• **What this task involves**
Look through the listing below and say how many lines contain the word "代码改变世界". Nothing else belongs in the reply.

• **Data under study**
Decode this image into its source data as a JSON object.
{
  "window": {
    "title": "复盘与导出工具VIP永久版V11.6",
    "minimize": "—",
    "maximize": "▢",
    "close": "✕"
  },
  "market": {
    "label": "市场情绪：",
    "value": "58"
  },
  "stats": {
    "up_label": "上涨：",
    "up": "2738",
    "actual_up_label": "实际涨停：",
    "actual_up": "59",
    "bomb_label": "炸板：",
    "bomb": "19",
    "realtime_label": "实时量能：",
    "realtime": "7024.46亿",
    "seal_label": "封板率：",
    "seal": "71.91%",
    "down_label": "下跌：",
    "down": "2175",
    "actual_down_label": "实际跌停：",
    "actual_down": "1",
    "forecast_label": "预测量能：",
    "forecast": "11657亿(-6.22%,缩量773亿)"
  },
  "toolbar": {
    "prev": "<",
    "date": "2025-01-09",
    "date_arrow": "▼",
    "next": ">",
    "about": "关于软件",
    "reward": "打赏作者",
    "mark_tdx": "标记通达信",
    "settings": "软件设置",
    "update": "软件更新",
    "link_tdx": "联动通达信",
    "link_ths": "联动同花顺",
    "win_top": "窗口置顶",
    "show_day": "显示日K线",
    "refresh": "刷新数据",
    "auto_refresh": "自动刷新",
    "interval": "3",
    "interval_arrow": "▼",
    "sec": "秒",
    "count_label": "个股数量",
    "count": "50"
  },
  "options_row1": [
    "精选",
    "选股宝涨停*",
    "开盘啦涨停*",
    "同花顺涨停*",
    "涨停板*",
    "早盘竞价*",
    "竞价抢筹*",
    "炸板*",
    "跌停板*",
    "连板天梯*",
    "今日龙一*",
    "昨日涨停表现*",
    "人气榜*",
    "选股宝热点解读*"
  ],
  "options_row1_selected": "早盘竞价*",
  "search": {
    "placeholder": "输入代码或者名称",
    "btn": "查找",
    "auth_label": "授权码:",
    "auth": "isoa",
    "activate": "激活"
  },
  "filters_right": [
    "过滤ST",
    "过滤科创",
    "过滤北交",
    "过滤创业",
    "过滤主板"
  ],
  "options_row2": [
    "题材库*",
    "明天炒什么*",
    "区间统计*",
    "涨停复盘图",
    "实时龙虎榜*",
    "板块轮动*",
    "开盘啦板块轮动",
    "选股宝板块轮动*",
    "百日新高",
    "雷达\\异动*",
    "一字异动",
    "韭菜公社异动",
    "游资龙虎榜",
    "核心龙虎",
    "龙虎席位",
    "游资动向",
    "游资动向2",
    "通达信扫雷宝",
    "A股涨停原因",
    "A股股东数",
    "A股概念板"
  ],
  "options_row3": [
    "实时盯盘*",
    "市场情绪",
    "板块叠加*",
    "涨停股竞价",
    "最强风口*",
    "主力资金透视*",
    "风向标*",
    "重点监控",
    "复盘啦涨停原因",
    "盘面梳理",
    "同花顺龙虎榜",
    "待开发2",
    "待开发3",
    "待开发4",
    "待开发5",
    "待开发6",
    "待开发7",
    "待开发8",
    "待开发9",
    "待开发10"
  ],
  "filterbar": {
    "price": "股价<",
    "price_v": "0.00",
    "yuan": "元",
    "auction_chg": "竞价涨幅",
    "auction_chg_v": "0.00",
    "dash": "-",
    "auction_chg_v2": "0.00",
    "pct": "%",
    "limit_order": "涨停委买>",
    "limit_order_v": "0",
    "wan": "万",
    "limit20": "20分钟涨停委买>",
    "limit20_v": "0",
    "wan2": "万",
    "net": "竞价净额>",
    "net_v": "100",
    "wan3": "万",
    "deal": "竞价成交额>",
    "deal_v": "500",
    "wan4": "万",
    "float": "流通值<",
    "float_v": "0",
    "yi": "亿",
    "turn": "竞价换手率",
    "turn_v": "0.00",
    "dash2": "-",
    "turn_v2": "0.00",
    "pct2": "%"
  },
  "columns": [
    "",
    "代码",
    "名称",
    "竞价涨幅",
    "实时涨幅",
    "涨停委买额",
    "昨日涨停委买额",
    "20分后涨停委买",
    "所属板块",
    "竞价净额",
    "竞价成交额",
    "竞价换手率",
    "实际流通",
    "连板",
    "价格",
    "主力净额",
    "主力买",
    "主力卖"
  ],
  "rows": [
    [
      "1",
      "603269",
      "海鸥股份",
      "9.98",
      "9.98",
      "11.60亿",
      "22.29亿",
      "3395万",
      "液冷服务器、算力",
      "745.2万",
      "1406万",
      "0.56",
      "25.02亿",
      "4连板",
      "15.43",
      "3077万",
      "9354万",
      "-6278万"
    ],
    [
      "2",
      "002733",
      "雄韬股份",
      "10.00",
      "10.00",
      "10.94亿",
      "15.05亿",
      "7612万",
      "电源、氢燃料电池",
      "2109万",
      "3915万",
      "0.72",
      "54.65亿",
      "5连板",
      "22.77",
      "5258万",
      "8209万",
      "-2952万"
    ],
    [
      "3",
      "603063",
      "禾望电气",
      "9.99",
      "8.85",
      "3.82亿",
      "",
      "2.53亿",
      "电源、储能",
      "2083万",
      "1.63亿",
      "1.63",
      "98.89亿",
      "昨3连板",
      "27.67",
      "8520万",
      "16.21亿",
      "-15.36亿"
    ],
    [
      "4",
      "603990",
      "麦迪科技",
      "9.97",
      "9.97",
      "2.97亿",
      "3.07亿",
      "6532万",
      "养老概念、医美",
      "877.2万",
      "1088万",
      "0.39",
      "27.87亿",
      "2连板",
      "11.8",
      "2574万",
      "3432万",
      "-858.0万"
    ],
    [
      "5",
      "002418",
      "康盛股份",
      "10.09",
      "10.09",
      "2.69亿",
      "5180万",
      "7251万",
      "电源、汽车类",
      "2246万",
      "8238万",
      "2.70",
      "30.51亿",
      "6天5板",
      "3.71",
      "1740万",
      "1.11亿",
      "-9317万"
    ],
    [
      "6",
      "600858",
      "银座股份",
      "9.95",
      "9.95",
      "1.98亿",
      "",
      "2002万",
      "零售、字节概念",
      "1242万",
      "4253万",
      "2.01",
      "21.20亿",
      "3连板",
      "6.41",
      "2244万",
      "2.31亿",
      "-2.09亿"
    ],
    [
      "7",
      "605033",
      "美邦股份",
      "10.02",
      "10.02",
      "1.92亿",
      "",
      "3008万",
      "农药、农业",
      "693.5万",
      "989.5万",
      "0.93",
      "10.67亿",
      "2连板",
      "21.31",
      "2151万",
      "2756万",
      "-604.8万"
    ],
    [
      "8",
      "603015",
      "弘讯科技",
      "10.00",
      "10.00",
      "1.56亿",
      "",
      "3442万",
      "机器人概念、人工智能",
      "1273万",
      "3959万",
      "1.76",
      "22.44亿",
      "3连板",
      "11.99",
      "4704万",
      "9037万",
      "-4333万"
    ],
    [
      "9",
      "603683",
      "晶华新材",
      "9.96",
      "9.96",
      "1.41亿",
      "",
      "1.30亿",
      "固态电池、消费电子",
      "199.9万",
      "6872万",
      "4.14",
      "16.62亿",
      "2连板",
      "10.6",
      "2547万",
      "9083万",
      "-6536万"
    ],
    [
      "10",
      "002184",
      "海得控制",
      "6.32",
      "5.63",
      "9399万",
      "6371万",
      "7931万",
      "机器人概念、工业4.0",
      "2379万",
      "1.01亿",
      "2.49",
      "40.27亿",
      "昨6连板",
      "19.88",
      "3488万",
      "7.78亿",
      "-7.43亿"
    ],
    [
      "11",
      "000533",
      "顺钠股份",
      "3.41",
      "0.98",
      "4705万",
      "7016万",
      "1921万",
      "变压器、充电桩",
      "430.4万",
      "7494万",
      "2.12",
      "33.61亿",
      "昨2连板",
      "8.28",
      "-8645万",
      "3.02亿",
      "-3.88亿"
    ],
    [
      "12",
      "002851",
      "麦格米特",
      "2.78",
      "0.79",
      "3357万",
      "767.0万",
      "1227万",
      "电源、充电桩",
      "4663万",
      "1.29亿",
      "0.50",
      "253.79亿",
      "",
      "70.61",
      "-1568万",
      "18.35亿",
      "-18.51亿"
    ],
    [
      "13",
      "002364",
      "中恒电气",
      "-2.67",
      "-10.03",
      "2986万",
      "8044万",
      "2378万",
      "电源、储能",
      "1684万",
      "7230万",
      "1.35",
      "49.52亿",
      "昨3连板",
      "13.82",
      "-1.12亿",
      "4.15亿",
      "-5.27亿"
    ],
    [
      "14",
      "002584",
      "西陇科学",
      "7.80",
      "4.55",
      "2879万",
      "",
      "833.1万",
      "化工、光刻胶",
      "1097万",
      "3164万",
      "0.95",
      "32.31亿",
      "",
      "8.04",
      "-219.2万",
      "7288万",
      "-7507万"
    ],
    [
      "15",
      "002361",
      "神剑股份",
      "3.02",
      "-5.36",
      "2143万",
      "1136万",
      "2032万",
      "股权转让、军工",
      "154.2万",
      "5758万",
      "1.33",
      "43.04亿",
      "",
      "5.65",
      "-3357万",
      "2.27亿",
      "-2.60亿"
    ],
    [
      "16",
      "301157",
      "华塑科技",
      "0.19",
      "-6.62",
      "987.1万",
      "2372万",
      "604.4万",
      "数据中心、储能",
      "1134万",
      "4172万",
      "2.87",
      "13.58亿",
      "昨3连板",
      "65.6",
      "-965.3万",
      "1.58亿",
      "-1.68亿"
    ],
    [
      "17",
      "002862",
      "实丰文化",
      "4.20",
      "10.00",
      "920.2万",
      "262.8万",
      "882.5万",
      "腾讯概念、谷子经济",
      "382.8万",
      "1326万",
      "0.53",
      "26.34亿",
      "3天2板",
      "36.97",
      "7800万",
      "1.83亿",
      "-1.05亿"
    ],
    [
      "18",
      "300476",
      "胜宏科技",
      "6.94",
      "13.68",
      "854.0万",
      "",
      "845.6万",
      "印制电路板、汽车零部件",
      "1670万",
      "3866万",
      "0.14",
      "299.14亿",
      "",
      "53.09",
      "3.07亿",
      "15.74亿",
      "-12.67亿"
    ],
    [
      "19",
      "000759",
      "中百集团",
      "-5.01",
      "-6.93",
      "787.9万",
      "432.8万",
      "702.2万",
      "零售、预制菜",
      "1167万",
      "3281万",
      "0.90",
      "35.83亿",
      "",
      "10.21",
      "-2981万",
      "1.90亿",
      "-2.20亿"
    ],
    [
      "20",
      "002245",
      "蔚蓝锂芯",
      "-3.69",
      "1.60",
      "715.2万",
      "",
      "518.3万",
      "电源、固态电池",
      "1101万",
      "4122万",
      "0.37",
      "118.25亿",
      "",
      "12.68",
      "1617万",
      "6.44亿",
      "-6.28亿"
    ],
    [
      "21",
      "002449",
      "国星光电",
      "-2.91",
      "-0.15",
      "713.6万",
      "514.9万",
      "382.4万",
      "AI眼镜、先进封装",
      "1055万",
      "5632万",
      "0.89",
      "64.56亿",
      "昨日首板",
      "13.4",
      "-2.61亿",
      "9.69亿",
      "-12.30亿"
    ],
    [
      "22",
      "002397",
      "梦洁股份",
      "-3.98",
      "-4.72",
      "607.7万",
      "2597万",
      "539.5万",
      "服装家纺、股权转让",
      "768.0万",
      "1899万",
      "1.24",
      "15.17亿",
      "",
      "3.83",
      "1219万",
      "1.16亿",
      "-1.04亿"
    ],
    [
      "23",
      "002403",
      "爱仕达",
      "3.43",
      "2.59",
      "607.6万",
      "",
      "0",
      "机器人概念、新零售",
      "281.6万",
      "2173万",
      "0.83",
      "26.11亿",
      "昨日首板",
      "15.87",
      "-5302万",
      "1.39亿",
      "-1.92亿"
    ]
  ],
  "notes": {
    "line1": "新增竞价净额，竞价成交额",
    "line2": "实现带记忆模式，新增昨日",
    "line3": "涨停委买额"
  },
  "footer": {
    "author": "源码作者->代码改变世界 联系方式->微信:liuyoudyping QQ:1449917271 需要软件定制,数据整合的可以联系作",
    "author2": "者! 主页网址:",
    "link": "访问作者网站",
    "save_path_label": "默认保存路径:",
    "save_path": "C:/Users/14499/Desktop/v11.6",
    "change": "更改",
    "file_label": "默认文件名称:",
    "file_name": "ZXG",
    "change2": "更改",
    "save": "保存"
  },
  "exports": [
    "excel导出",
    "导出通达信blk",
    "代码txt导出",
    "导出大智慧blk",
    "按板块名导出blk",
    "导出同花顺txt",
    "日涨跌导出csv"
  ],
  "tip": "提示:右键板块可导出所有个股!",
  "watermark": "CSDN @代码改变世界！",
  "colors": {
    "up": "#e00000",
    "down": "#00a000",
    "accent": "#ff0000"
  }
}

• **Your response**
2